• Work task: How many lines in the records below contain "this"? Answer with the number alone.

• Entries shown:
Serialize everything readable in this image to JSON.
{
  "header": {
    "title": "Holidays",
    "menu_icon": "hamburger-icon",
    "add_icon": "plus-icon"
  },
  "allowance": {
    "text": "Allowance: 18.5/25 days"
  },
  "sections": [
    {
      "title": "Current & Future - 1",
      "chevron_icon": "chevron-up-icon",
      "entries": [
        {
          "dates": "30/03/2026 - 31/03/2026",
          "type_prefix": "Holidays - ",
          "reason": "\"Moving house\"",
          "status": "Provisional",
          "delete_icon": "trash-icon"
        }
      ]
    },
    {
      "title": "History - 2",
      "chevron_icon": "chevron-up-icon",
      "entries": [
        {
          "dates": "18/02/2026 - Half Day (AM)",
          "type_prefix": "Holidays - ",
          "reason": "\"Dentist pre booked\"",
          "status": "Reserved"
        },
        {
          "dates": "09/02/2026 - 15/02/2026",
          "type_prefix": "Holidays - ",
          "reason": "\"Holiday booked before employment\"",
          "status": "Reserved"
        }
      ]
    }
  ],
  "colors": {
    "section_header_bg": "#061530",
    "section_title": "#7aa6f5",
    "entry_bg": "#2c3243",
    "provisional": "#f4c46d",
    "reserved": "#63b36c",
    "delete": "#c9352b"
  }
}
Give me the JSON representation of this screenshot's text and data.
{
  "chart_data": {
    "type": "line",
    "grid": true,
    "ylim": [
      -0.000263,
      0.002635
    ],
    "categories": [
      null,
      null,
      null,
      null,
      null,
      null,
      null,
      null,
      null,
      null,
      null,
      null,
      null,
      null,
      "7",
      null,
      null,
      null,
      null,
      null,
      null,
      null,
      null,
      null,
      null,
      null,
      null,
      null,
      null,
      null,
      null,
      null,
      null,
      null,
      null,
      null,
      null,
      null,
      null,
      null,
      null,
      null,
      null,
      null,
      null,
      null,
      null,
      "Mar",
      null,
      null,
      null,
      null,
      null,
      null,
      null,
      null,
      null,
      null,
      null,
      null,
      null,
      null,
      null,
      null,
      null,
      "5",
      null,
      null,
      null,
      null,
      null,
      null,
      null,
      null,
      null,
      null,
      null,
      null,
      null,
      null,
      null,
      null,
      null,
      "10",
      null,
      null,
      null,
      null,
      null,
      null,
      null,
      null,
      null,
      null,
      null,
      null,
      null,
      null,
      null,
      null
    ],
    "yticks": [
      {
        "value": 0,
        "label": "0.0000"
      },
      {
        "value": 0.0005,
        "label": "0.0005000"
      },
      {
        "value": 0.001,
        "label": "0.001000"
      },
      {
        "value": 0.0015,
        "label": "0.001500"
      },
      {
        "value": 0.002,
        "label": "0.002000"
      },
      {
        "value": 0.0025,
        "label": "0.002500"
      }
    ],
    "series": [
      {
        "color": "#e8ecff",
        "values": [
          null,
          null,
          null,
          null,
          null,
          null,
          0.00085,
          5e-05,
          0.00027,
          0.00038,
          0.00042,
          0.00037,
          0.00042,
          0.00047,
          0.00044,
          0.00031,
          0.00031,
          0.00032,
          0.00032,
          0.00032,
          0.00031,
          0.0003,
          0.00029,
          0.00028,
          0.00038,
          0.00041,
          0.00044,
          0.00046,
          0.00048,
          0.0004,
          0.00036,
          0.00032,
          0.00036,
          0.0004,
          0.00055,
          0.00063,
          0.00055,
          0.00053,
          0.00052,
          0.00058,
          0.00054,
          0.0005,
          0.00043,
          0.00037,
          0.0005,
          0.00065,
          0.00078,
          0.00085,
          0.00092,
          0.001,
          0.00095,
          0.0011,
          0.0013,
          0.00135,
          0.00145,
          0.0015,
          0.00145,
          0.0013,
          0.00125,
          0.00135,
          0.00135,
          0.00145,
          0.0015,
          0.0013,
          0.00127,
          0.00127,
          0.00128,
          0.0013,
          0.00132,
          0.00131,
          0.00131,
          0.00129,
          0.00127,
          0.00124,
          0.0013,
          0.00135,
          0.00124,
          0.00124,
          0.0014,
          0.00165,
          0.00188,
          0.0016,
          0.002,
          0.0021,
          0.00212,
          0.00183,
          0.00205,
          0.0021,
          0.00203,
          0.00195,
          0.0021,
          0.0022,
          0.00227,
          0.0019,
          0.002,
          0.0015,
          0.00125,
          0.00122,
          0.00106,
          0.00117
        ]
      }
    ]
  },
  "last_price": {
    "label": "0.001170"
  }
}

• Problem solution: 2